Brazilians are city dwellers. They tend to live close together even in the countryside. After you drive through the canyons of tall buildings ringing the capital, you find yourself almost immediately in open country. When you come to a town, there are again houses, but between urban areas there are few single houses, as you would find in a “rural” area in the U.S. One of the reasons must be that people did not have cars. If you rely on busses or your feet to get around, you don’t want to be too far away from other people and services. America was like that before the car, but never quite like this, at least in the East. If you visit Civil War or Early American sites, as I do, you realize that rural regions in 19th Century America were fairly densely populated. People often lived on their own farms, which tended to be less than 160 acres, which is a quarter mile square. Brazilian settlement included lots of big farms and ranches. I wrote about this when I visited Parana a couple years ago. Laws such as the Northwest Ordinance of 1787 and the Homestead Act were designed to avoid this sort of settlement pattern on the plains, and they had their intended effects. Settlement patterns are still affected by the presence of these laws in the U.S. and the lack of similar rules in most of South America. But let me return to my travel notes.
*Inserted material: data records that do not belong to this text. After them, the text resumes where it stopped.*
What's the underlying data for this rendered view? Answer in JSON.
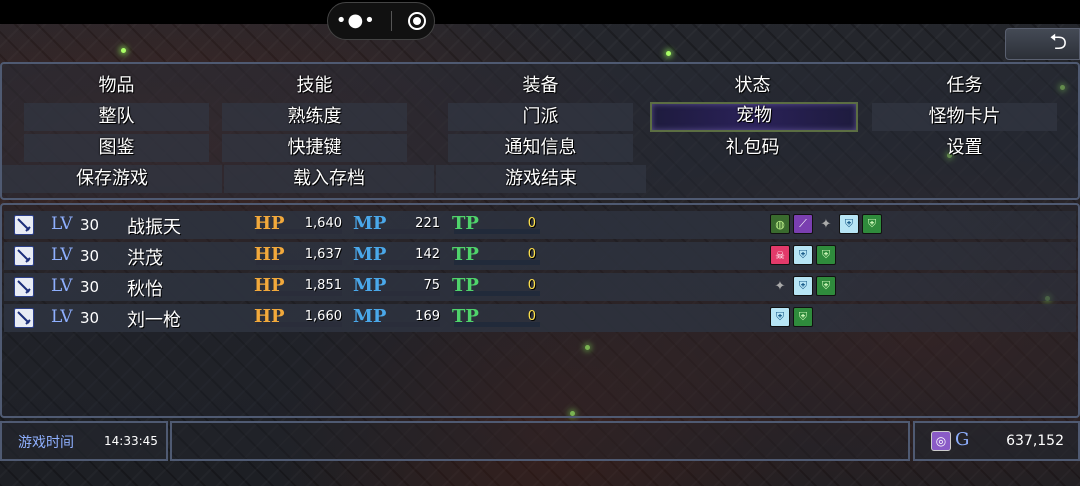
{
  "menu": {
    "items": [
      {
        "label": "物品"
      },
      {
        "label": "技能"
      },
      {
        "label": "装备"
      },
      {
        "label": "状态"
      },
      {
        "label": "任务"
      },
      {
        "label": "整队"
      },
      {
        "label": "熟练度"
      },
      {
        "label": "门派"
      },
      {
        "label": "宠物"
      },
      {
        "label": "怪物卡片"
      },
      {
        "label": "图鉴"
      },
      {
        "label": "快捷键"
      },
      {
        "label": "通知信息"
      },
      {
        "label": "礼包码"
      },
      {
        "label": "设置"
      },
      {
        "label": "保存游戏"
      },
      {
        "label": "载入存档"
      },
      {
        "label": "游戏结束"
      }
    ],
    "selected": "宠物"
  },
  "party": {
    "labels": {
      "lv": "LV",
      "hp": "HP",
      "mp": "MP",
      "tp": "TP"
    },
    "members": [
      {
        "name": "战振天",
        "level": "30",
        "hp": "1,640",
        "mp": "221",
        "tp": "0",
        "hp_fraction": 0.95,
        "mp_fraction": 0.85,
        "tp_fraction": 0,
        "states": [
          "circle-green-icon",
          "purple-slash-icon",
          "spike-icon",
          "shield-blue-icon",
          "shield-green-icon"
        ]
      },
      {
        "name": "洪茂",
        "level": "30",
        "hp": "1,637",
        "mp": "142",
        "tp": "0",
        "hp_fraction": 0.95,
        "mp_fraction": 0.9,
        "tp_fraction": 0,
        "states": [
          "skull-icon",
          "shield-blue-icon",
          "shield-green-icon"
        ]
      },
      {
        "name": "秋怡",
        "level": "30",
        "hp": "1,851",
        "mp": "75",
        "tp": "0",
        "hp_fraction": 0.95,
        "mp_fraction": 0.85,
        "tp_fraction": 0,
        "states": [
          "spike-icon",
          "shield-blue-icon",
          "shield-green-icon"
        ]
      },
      {
        "name": "刘一枪",
        "level": "30",
        "hp": "1,660",
        "mp": "169",
        "tp": "0",
        "hp_fraction": 0.95,
        "mp_fraction": 0.88,
        "tp_fraction": 0,
        "states": [
          "shield-blue-icon",
          "shield-green-icon"
        ]
      }
    ]
  },
  "footer": {
    "play_time_label": "游戏时间",
    "play_time": "14:33:45",
    "gold_label": "G",
    "gold": "637,152"
  },
  "colors": {
    "hp": "#f2a93b",
    "mp": "#4aa8ea",
    "tp": "#4fd36b",
    "panel_border": "#4f5a72"
  },
  "system": {
    "capsule_menu_icon": "more-dots-icon",
    "capsule_close_icon": "target-circle-icon",
    "back_icon": "back-arrow-icon"
  }
}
Pirenópolis seems like a nice place to live. You can see above and below kids playing in the Rio Das Almas (River of Souls). I am sure there is an interesting back story to the name, but I was unable to find out. I suppose in the U.S. the fear of lawsuits would close down a swimming hole like the one pictured. Pirenópolis has the feeling of a kind of off-beat tourist town, a place maybe like Sedona in Arizona, but with a younger population, i.e. more kids. Like Sedona, it has a kind of residual “western” look. I saw several cowboys riding their horses down the streets. I bet the place gets crowded. They were setting up tables for the outdoor cafes as we had to head back to Brasilia. It is not a great idea to drive around on these roads after sundown.
Below is a street in Pirenópolis. As we walked around this very pleasant city, I realized the difference between ordinary tourism and diplomatic tourism. I enjoy both, but when I am doing my job I get to talk to people about their town, work, aspirations and opinions. This is better than just seeing buildings, no matter how pleasant. I get a feeling of having actually done something useful. Towns are made of people, not bricks. I also missed Chrissy. I would have enjoyed seeing this with her. It will be good when she comes down. This place will be a lot nicer.